## Task requirements:
Please copy each line of the records below that holds the word "JSON".

## Given records:
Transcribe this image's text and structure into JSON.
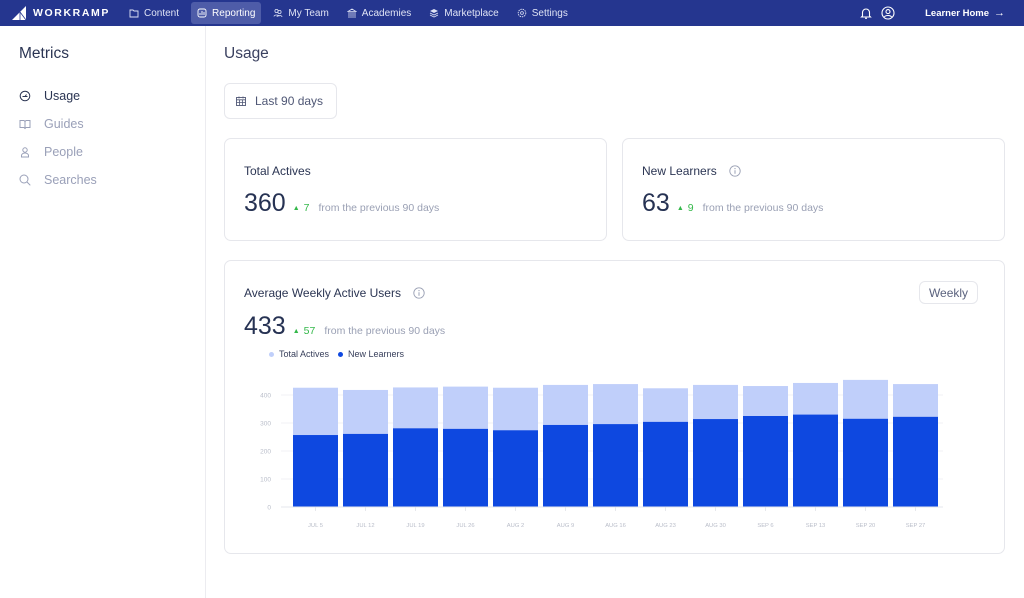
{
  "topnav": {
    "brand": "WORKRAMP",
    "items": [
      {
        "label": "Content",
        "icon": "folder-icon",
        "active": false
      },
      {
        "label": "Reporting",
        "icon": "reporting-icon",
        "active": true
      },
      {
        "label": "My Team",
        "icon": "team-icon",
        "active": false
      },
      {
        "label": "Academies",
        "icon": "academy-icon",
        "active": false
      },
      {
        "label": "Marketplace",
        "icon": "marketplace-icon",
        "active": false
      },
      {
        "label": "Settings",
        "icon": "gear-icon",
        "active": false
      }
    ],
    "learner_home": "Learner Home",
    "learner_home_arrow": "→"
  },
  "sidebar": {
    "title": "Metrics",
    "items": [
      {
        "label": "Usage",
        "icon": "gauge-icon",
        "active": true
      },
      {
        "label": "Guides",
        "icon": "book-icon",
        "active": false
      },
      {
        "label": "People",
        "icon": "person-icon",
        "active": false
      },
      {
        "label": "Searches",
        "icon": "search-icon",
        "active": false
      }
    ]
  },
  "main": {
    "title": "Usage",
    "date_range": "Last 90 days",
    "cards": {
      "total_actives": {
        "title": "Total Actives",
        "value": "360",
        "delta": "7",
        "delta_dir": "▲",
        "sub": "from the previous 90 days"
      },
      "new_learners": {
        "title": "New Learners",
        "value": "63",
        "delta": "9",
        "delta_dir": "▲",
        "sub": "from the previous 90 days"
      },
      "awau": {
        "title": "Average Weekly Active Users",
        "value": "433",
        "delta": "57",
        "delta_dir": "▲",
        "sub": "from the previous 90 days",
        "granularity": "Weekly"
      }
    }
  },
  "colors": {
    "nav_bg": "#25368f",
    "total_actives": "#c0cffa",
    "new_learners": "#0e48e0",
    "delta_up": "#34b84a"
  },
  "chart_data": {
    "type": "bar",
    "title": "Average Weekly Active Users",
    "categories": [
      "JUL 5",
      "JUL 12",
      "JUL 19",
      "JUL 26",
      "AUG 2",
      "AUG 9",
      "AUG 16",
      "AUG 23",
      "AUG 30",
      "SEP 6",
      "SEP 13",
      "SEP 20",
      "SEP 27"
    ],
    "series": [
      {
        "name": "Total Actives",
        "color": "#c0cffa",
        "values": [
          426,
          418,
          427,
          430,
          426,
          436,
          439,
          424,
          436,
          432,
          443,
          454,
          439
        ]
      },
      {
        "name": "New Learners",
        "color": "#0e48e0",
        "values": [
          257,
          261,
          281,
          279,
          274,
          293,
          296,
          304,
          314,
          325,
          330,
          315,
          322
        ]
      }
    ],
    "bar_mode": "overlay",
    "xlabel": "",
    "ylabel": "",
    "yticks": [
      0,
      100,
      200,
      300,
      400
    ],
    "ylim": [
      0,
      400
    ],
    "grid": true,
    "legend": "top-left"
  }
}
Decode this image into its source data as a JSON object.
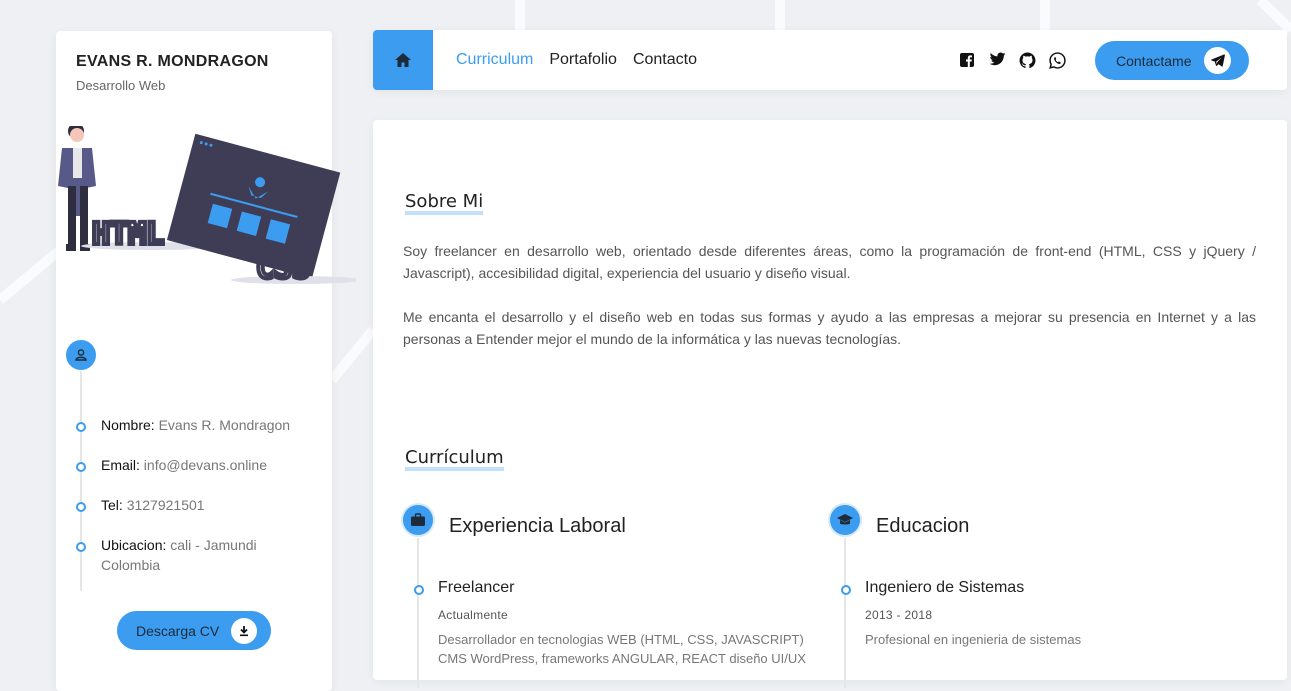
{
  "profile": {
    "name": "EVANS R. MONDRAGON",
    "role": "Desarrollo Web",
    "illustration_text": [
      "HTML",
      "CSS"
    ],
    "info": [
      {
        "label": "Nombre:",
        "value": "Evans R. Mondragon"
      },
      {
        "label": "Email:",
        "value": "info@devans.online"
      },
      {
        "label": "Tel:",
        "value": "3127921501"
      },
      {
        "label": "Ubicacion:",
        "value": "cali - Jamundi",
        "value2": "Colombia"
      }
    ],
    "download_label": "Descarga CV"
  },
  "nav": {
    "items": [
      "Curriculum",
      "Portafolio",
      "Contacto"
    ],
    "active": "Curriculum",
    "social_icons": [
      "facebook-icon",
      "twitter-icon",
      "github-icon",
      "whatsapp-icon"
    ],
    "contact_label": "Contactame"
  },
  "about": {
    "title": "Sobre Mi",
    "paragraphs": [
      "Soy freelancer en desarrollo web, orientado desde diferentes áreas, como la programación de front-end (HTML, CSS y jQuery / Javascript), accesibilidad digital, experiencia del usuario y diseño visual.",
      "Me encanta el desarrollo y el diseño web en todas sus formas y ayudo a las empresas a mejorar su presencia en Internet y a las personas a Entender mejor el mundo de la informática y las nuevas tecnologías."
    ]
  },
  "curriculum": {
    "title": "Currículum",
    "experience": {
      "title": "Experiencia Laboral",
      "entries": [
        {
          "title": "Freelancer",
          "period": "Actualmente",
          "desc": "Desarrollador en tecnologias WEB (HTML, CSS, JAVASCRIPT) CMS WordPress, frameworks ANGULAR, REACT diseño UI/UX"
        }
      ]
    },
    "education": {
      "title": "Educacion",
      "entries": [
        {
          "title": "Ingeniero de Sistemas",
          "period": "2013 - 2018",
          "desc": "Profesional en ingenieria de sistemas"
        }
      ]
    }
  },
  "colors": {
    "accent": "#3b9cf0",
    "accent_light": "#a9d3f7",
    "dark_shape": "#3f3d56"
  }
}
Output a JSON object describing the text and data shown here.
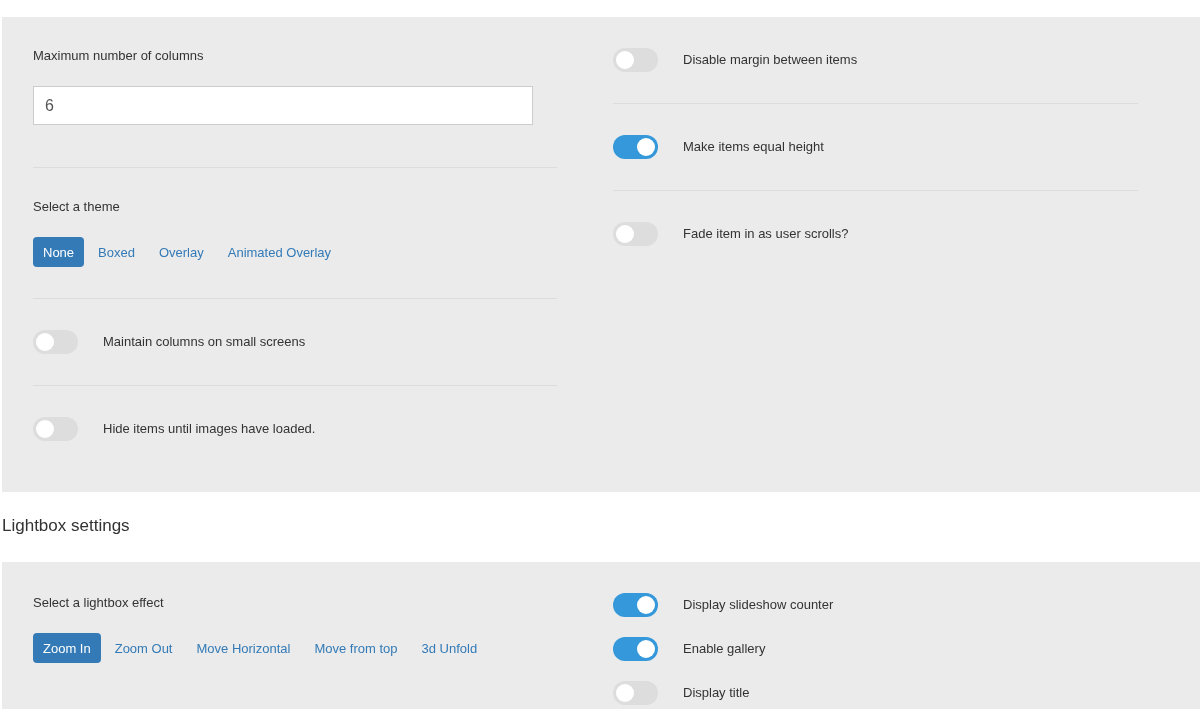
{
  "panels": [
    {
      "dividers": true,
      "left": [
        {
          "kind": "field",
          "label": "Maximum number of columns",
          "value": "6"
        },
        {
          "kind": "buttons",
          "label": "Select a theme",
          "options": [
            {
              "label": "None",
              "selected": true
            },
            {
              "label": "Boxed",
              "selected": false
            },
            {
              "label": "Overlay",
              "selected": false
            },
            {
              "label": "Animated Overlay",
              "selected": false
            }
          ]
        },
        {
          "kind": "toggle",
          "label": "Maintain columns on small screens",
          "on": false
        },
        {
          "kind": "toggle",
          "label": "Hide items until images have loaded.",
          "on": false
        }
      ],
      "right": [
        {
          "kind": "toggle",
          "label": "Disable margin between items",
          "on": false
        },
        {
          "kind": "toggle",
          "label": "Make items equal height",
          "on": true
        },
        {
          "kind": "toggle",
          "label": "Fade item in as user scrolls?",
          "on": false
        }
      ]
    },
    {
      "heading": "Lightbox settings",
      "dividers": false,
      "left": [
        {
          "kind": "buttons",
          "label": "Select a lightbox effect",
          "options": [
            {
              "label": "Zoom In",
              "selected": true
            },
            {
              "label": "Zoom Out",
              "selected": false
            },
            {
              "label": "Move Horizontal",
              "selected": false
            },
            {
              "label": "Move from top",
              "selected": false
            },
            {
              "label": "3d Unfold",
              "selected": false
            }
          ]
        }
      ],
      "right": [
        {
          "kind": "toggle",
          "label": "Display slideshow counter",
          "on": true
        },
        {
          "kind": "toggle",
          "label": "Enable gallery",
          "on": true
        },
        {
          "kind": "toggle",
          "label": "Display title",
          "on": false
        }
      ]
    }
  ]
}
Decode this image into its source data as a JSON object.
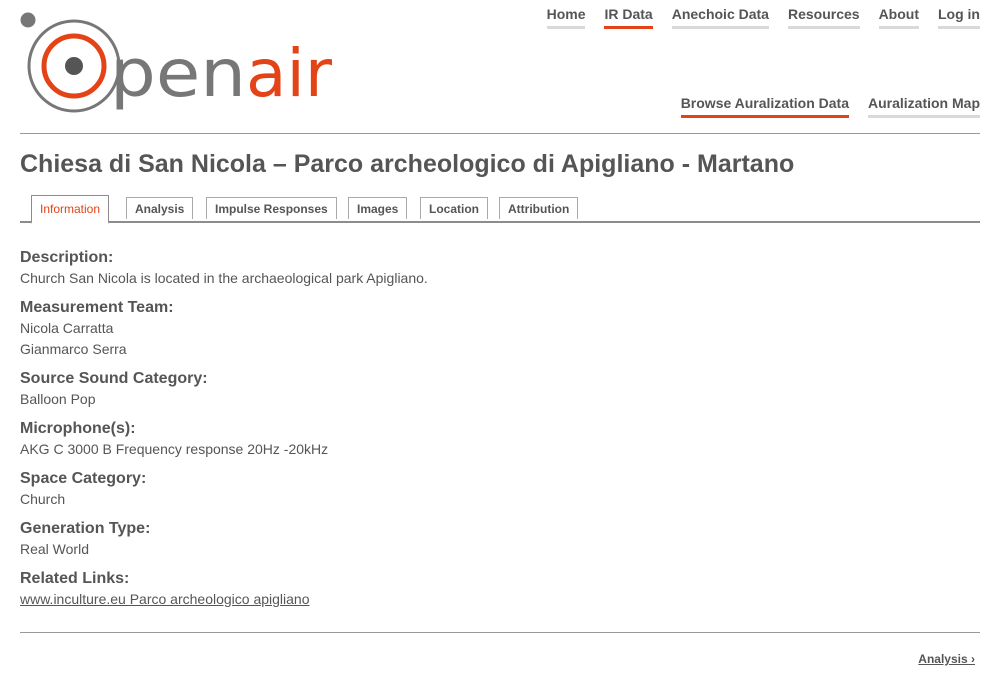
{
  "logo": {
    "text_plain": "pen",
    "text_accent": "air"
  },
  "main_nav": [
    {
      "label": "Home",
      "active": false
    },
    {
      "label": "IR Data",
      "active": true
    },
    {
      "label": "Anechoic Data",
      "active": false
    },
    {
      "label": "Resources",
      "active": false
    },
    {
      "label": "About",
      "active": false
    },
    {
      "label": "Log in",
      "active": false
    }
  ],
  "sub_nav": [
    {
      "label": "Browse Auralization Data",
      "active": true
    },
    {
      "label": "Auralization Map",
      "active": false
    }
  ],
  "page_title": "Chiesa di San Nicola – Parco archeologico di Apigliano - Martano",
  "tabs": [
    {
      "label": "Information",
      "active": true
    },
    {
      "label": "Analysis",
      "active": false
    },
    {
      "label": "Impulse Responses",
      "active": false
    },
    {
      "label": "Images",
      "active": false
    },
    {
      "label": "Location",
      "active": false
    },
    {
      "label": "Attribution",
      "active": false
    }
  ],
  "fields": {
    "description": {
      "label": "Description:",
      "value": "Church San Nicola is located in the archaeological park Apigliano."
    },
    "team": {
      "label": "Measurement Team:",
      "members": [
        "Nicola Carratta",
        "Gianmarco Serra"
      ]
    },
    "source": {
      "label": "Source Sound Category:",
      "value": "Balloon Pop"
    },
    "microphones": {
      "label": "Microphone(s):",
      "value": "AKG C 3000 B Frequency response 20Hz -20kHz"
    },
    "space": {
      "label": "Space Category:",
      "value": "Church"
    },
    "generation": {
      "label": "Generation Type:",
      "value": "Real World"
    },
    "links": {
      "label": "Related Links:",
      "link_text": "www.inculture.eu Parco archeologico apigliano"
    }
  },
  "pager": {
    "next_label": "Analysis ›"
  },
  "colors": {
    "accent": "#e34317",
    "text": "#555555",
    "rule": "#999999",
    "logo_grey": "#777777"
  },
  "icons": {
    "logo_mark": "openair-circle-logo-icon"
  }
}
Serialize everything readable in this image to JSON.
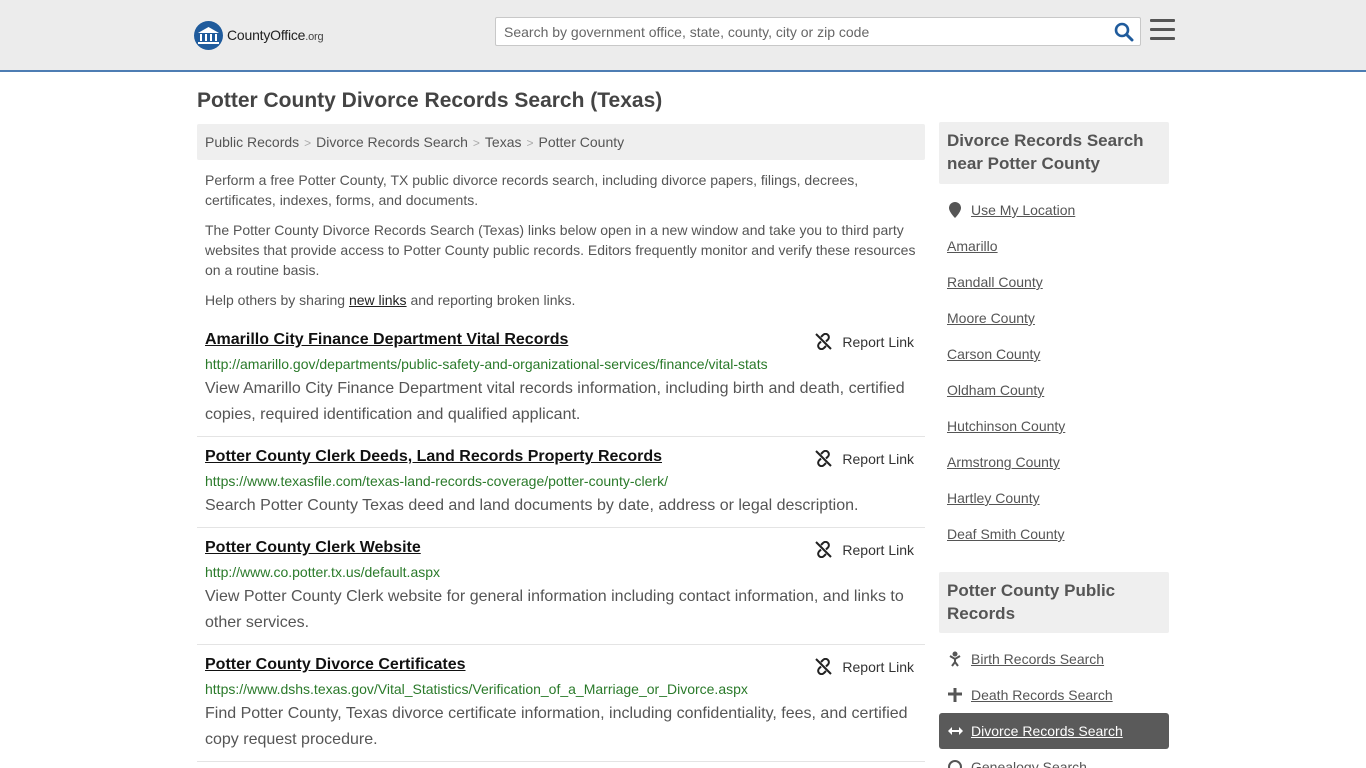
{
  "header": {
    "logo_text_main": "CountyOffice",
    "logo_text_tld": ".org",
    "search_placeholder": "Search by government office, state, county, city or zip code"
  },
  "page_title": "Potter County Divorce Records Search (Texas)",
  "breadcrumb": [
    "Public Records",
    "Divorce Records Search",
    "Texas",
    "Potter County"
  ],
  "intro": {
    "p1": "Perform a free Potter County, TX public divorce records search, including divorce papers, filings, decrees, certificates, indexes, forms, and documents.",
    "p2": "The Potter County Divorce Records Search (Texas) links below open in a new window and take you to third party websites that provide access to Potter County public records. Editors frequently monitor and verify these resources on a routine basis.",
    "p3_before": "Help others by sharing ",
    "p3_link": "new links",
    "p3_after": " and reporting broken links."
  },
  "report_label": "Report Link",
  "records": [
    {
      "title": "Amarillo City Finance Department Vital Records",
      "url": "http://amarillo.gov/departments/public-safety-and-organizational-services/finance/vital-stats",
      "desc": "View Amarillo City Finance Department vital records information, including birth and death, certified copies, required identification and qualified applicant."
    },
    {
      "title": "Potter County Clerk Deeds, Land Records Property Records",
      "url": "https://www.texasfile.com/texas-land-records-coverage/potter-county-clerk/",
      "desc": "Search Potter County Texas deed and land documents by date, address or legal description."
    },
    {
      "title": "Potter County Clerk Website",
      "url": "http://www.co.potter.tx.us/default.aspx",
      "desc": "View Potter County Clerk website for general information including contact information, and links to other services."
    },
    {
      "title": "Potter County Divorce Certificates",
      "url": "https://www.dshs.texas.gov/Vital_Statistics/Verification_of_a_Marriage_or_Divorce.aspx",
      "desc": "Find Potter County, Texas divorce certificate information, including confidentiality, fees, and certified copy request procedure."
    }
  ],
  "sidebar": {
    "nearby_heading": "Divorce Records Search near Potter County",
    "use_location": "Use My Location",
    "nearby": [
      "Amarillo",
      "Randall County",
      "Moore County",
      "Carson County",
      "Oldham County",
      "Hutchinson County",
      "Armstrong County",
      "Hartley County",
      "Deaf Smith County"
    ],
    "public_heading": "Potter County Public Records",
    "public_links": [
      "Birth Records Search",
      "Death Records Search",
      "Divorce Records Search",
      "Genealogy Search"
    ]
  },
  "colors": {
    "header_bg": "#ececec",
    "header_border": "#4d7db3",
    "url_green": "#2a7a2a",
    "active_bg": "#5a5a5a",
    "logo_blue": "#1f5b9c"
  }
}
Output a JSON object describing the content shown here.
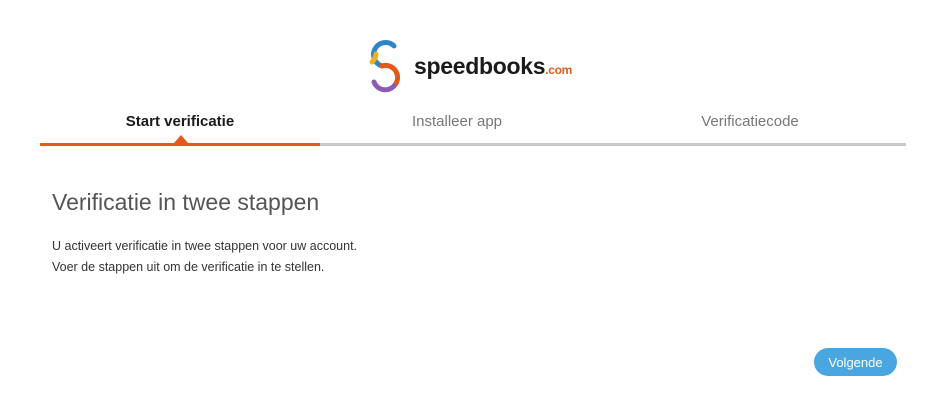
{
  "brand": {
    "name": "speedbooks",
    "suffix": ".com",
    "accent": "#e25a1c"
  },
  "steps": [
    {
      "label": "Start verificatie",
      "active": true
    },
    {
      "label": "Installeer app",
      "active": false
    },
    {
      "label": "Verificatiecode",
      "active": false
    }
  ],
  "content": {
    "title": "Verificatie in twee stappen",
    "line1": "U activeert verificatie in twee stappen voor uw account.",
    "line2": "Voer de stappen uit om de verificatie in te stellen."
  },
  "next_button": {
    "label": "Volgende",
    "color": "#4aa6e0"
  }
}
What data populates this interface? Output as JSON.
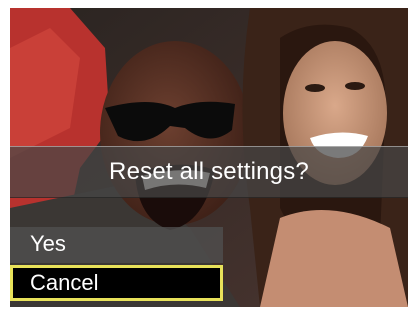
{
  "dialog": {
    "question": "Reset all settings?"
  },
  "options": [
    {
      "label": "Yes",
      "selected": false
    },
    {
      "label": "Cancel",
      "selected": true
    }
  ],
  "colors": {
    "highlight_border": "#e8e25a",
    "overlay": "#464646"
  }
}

## Result of this task:
Transcribe this image's text and structure into JSON.
Decode this image into its source data as a JSON object.
Output a JSON object describing the text and data shown here.
Decode this image into its source data as a JSON object.
Serialize everything readable in this image to JSON.
Output a JSON object describing the content shown here.
What data populates this interface? Output as JSON.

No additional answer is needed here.